Jill Singer, Patrick McLaren
Monday 29 june 2015
15:05 - 15:20h at Oceania (level 0)
Themes: (T) Sediment management and morphodynamics, (ST) River morphodynamics
Parallel session: 2B. Sediment - River

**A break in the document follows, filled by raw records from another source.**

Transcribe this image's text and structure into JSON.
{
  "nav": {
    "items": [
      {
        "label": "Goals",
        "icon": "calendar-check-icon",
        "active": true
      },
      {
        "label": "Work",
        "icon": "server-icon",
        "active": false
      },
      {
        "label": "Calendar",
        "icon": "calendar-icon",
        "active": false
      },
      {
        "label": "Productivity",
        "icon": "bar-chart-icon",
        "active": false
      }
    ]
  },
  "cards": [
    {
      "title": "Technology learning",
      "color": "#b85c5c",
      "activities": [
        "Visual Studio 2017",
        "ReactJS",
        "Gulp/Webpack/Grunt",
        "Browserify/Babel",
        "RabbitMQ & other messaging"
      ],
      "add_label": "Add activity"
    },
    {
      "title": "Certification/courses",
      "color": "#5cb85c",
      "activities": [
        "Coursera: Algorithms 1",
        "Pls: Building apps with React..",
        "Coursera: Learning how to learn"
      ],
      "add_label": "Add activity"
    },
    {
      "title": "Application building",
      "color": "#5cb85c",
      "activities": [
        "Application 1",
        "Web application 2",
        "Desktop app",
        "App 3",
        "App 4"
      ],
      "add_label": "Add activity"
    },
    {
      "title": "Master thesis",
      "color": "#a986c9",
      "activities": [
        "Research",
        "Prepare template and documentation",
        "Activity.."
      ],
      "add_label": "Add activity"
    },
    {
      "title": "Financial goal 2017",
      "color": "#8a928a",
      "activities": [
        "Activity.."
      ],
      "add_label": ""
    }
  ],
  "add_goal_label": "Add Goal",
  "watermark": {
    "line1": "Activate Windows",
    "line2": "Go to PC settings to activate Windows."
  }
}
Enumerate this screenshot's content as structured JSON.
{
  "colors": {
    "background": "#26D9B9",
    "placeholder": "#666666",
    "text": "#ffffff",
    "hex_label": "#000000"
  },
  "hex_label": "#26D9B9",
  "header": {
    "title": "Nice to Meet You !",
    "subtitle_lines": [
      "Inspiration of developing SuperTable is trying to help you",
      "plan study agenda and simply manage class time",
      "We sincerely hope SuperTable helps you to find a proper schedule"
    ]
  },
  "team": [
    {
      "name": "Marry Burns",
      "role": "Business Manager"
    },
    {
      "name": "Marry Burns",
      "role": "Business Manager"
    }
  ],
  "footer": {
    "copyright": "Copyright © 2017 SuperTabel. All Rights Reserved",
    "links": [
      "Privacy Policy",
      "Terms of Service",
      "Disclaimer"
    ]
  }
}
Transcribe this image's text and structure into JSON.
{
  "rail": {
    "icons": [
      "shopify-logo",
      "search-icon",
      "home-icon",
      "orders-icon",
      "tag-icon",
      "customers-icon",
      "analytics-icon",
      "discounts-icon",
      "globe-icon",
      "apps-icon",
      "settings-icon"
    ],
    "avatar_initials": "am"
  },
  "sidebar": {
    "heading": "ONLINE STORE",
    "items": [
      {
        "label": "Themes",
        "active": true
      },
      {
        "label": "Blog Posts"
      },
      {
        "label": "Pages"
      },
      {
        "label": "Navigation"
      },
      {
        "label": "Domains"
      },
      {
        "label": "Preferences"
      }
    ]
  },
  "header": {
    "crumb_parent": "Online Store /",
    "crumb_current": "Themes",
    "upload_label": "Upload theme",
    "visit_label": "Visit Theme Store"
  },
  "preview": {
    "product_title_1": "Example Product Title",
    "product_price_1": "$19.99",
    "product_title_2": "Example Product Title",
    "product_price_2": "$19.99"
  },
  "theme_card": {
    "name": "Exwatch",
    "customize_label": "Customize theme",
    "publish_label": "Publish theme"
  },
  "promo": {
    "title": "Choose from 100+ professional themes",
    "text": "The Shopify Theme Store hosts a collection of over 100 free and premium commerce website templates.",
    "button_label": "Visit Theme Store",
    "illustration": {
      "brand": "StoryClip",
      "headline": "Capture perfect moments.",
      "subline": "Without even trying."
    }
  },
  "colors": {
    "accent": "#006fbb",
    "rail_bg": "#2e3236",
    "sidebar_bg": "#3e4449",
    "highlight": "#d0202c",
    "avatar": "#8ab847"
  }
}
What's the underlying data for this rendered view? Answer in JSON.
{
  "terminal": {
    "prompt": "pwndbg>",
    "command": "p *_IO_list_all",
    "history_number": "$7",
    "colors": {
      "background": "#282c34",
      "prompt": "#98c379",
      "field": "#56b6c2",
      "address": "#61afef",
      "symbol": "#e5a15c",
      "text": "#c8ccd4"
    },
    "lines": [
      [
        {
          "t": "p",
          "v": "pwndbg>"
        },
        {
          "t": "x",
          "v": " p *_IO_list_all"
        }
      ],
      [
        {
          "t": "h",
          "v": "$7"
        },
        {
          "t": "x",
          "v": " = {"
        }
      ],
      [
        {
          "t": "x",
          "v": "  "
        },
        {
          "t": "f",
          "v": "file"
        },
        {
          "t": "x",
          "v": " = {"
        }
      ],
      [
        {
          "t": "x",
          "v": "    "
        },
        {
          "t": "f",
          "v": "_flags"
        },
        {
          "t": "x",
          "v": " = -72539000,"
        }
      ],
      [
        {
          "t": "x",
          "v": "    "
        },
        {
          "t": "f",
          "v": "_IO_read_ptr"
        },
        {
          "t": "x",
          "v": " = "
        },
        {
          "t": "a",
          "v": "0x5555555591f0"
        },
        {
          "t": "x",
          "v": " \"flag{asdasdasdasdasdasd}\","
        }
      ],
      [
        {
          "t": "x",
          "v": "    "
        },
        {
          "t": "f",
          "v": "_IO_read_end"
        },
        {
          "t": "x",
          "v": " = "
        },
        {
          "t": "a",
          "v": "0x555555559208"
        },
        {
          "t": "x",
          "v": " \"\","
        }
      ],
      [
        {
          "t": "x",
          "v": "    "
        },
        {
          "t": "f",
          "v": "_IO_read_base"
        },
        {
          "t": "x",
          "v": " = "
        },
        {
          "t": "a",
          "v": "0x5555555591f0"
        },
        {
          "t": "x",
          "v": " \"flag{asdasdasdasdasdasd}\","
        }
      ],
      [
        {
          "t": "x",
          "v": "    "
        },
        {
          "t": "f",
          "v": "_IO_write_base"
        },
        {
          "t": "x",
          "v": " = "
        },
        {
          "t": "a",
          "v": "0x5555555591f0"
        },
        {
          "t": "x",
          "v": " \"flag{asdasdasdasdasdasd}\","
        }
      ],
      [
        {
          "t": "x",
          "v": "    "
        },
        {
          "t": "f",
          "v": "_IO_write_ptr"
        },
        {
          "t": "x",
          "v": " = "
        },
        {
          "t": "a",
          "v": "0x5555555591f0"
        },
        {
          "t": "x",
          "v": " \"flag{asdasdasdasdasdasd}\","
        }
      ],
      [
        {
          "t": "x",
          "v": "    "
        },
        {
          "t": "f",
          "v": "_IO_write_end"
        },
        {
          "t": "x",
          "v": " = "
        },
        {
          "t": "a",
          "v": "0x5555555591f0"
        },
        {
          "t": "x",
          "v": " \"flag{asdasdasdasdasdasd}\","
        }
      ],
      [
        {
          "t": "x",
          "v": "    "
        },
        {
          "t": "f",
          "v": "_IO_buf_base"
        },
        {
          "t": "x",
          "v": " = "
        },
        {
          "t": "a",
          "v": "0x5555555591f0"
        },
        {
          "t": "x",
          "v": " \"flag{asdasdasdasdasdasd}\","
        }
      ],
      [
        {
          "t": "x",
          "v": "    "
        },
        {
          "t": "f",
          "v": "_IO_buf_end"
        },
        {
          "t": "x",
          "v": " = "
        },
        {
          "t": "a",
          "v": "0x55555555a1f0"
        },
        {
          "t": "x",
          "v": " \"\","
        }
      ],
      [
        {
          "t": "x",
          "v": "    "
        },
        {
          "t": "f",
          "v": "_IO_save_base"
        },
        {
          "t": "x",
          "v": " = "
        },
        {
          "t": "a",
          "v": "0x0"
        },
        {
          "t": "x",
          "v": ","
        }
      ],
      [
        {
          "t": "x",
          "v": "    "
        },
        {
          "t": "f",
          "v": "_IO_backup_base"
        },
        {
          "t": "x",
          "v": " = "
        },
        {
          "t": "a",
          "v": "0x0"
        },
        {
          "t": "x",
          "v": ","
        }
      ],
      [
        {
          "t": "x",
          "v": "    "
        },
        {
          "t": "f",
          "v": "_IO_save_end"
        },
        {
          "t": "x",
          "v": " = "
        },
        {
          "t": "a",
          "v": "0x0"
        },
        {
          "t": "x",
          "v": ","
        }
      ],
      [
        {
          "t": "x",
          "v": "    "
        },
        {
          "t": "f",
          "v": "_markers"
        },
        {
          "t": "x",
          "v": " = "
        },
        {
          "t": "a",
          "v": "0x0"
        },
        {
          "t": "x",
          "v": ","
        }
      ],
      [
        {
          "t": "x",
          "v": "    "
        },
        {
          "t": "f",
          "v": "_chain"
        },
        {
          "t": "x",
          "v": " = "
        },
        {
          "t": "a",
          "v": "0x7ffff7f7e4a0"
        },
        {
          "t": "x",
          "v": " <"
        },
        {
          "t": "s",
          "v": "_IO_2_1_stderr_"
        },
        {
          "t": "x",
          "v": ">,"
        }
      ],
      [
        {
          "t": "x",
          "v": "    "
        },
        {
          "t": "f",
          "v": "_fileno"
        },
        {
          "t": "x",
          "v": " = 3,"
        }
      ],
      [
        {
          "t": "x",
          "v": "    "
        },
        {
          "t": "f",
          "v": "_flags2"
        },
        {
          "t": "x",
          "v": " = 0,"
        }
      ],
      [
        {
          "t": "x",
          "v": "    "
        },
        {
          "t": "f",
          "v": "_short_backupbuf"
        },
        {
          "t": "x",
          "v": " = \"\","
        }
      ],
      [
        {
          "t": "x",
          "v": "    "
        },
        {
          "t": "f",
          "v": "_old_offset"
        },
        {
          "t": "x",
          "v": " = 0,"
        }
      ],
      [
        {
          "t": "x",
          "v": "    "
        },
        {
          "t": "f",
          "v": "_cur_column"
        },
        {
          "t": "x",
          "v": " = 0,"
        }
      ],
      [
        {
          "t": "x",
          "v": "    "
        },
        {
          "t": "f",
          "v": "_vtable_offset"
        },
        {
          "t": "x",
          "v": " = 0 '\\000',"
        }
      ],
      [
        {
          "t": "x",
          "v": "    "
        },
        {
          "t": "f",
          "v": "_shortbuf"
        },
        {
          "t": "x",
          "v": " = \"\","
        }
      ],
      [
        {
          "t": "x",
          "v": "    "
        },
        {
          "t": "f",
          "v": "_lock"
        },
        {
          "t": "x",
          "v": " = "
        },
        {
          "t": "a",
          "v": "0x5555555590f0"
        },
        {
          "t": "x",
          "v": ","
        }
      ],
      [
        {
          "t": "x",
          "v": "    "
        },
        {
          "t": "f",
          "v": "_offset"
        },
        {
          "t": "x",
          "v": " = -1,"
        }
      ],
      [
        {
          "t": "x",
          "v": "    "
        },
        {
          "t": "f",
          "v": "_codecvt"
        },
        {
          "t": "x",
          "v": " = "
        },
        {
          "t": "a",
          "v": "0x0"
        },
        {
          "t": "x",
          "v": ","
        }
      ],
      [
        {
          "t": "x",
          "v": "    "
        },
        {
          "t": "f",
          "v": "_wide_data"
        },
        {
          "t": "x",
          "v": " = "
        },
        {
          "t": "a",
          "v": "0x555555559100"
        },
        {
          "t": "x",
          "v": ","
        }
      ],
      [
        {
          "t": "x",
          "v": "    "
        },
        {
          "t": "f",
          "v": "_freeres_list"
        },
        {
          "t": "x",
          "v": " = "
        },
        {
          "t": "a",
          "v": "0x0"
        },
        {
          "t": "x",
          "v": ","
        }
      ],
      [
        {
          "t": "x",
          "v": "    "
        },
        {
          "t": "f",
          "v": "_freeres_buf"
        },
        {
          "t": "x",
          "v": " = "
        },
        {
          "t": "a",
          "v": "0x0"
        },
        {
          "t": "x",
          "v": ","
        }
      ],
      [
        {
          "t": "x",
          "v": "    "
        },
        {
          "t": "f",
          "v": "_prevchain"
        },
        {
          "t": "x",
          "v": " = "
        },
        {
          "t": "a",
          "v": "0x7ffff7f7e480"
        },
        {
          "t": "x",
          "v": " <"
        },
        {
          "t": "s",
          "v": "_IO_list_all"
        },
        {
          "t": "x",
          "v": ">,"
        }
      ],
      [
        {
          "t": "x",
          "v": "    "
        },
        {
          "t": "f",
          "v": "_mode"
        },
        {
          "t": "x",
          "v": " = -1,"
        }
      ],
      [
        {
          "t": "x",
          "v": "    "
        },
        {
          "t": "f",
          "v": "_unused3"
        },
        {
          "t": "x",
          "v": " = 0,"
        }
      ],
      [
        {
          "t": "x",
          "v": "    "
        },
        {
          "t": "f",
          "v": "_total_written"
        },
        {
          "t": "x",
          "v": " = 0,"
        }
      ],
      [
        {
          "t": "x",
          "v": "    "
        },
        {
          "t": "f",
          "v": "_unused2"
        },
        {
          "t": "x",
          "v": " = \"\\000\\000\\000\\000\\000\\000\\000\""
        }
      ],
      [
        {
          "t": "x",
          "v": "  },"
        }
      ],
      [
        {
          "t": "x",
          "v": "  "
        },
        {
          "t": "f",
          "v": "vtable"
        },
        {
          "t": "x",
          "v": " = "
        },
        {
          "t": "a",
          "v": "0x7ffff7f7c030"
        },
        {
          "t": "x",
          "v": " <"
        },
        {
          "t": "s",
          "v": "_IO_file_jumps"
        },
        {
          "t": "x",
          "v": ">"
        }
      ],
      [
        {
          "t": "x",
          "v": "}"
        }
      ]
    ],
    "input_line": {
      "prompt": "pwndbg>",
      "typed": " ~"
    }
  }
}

Due to environmental problems, including contaminated sediment, both the Buffalo and Fox Rivers have been identified as Great Lakes Areas of Concern. Both rivers also are currently undergoing environmental restoration, a major component of which involves the removal of contaminated sediment. Our work focuses on STA, a kinematic model that differs from the dynamic approach in that the former is based on observations (the grain-size distributions of the sediments), whereas the latter requires assumptions of the probable processes responsible for sediment erosion, transport and deposition. STA examines the relative changes in the grain-size distributions of the substrate from which the sediment transport patterns and depositional behavior can be obtained. In the Buffalo River, the derived patterns of sediment transport revealed the importance of Lake Erie wind-driven surges that elevate lake level at the east (Buffalo) end of the lake. Surges can propagate in the direction opposite to the river's flow direction and are capable of transporting sediment upriver, a process recognized, but not taken into account in river management decision-making. In applying STA to assess cleanup litigation issues in Green Bay it was discovered that wind-driven surges are also important, but had largely been overlooked as an important process capable of reversing the flow direction of the Fox River. In both rivers, STA successfully delineated sediment transport pathways and revealed complex patterns of sediment transport. The findings were also used to assess the validity of dynamic models illustrating the value of kinematic modeling and its place in river restoration decision-making.